Amimon has been playing the the wireless HD signals field for a while, but the new Wireless Home Digital Interface 2.0 chips it's working on are the pinnacle so far. They're capable of transmitting a full 1080p high-definition video signal with less than 1 millisecond latency. The idea is that dongles to transmit and receive HD data could be on sale for $200 to $300 "within a year," and Amimon plans to launch the chipset at a $10 price point, down from its suggested $45.
In-Stat's research, meanwhile, acknowledges that WHDI has a number of advantages in this technology space--chief among them is the simple chip-set based transmit/receive design that requires no particular video codecs to be used. But the research points out that WHDI is new, relatively expensive, and a "power hungry" technology. That's exactly where the gargantuan user-install base of the 802.11 wireless standard has a massive advantage.

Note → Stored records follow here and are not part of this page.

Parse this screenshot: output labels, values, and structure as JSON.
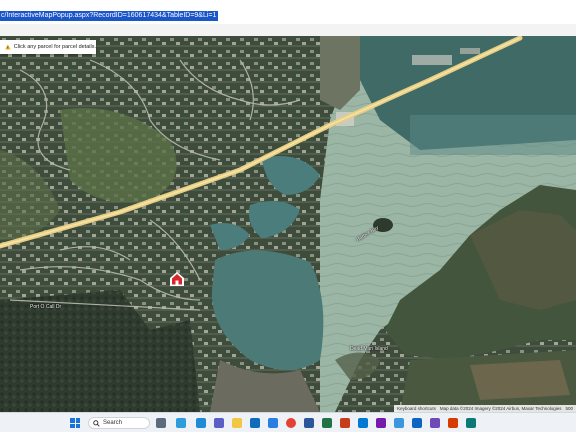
{
  "browser": {
    "url": "c/InteractiveMapPopup.aspx?RecordID=160617434&TableID=9&Li=1"
  },
  "map": {
    "banner_text": "Click any parcel for parcel details.",
    "labels": {
      "port_o_call": "Port O Call Dr",
      "lake_label": "Harbor Bay",
      "island_label": "Dead Man Island"
    },
    "attribution": {
      "keyboard": "Keyboard shortcuts",
      "data": "Map data ©2024 Imagery ©2024 Airbus, Maxar Technologies",
      "scale": "500"
    },
    "colors": {
      "marker": "#d9262b",
      "highway": "#f1d58a",
      "lake_light": "#9fb8a8",
      "lake_dark": "#3f6a66",
      "land": "#44553e"
    }
  },
  "taskbar": {
    "search_placeholder": "Search",
    "icons": [
      "windows-start-icon",
      "search-icon",
      "task-view-icon",
      "widgets-icon",
      "edge-icon",
      "teams-icon",
      "file-explorer-icon",
      "outlook-icon",
      "store-icon",
      "chrome-icon",
      "word-icon",
      "excel-icon",
      "powerpoint-icon",
      "mail-icon",
      "onenote-icon",
      "photos-icon"
    ]
  }
}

Millions of people are using the Wi-Fi standard in their home networks, and slowly, a migration to Wi-Fi N technology is happening, thanks to its greater speed and increased range over the older B and G standards. It's possible to transmit HDTV over Wi-Fi N, given the right codec-compression hardware at either end of the link, and In-Stat argues that for the next few years people will use that as a solution instead of WHDI, or its competitor Ultra Wide Band or WirelessHD standards.
Why should we care about this? Because the current designs of HDTVs and video sources require you to hook them up with bulky and expensive HDMI cabling. It's a solution that works well, but often creates an inelegant mess of wiring, and limits how home theater set-ups can be arranged. With wireless HD at the right low price, consumers would be able to easily and cheaply set up wire-free connections between set-top boxes, or games consoles, or other devices and HDTVs.